Centering C-Section Narratives in Birth Discourse
This thesis examines narratives of C-section experiences to understand the personal perspective of a national conversation on medicalized birth. Birth statistics, child health, and reproductive rights, are often the focus of C-section studies. However, these approaches often exclude the perspectives of those experiencing the C-section. By centering narratives, we regain an understanding of what it means to experience a C-section in a system of medicalized birth. The analysis includes authoritative knowledge, self-education, and becoming a mother.
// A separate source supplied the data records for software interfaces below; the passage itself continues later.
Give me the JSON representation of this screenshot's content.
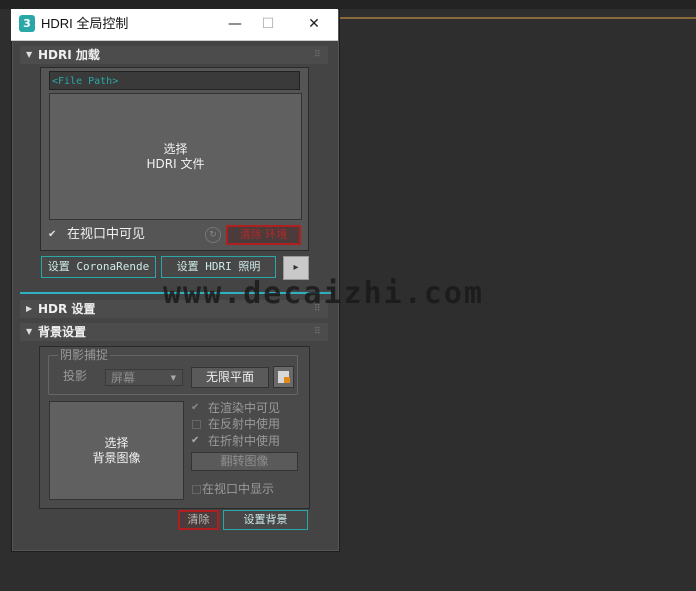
{
  "window": {
    "title": "HDRI 全局控制",
    "app_icon": "3",
    "minimize": "—",
    "maximize": "☐",
    "close": "✕"
  },
  "sections": {
    "hdri_load": {
      "title": "HDRI 加载",
      "file_path": "<File Path>",
      "select_line1": "选择",
      "select_line2": "HDRI 文件",
      "visible_label": "在视口中可见",
      "visible_checked": true,
      "clear_btn": "清除 环境",
      "btn_corona": "设置 CoronaRende",
      "btn_hdri_light": "设置 HDRI 照明",
      "btn_arrow": "▸"
    },
    "hdr_settings": {
      "title": "HDR 设置"
    },
    "background": {
      "title": "背景设置",
      "shadow_group": "阴影捕捉",
      "projection_label": "投影",
      "projection_value": "屏幕",
      "infinite_plane_btn": "无限平面",
      "select_line1": "选择",
      "select_line2": "背景图像",
      "opt_render": "在渲染中可见",
      "opt_reflect": "在反射中使用",
      "opt_refract": "在折射中使用",
      "flip_btn": "翻转图像",
      "opt_viewport": "在视口中显示",
      "clear_btn": "清除",
      "set_bg_btn": "设置背景"
    }
  },
  "watermark": "www.decaizhi.com",
  "colors": {
    "accent": "#2aa7a7",
    "danger": "#b01f1f",
    "panel": "#444444"
  }
}
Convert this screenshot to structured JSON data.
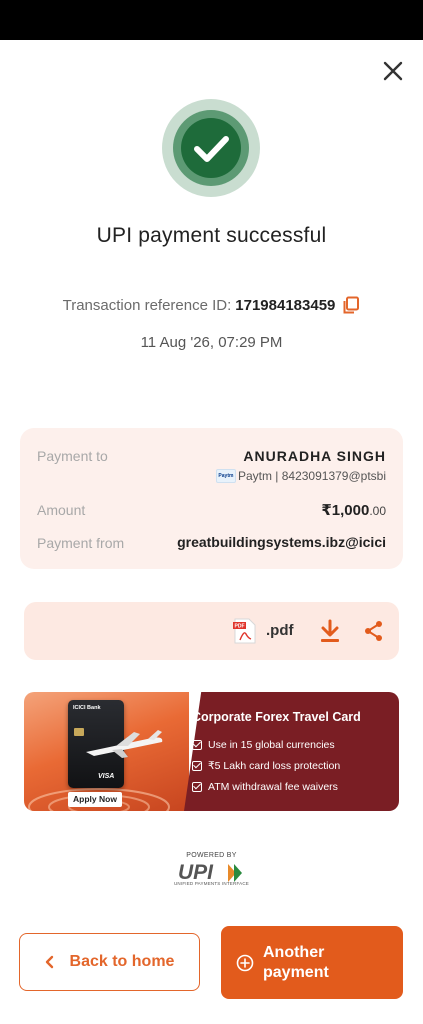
{
  "header": {
    "close_icon": "close-icon"
  },
  "status": {
    "icon": "check-circle-icon",
    "title": "UPI payment successful",
    "accent_color": "#1e6b3a"
  },
  "transaction": {
    "ref_label": "Transaction reference ID:",
    "ref_id": "171984183459",
    "copy_icon": "copy-icon",
    "datetime": "11 Aug '26, 07:29 PM"
  },
  "details": {
    "payment_to_label": "Payment to",
    "payee_name": "ANURADHA  SINGH",
    "payee_badge": "Paytm",
    "payee_handle": "Paytm | 8423091379@ptsbi",
    "amount_label": "Amount",
    "amount_main": "₹1,000",
    "amount_paise": ".00",
    "payment_from_label": "Payment from",
    "payment_from_value": "greatbuildingsystems.ibz@icici"
  },
  "attachment": {
    "file_label": ".pdf",
    "pdf_icon": "pdf-file-icon",
    "download_icon": "download-icon",
    "share_icon": "share-icon"
  },
  "banner": {
    "bank": "ICICI Bank",
    "network": "VISA",
    "apply_label": "Apply Now",
    "title": "Corporate Forex Travel Card",
    "bullets": [
      "Use in 15 global currencies",
      "₹5 Lakh card loss protection",
      "ATM withdrawal fee waivers"
    ]
  },
  "footer": {
    "powered_by": "POWERED BY",
    "upi_logo": "UPI",
    "upi_sub": "UNIFIED PAYMENTS INTERFACE"
  },
  "actions": {
    "back_label": "Back to home",
    "another_label": "Another payment"
  },
  "colors": {
    "brand_orange": "#e25b1c",
    "card_bg": "#fdf0ec",
    "banner_maroon": "#7a1e24"
  }
}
Using narrative as an anthropological tool allows us to enlighten a topic that is so heavily studied through lenses of observation and data collection.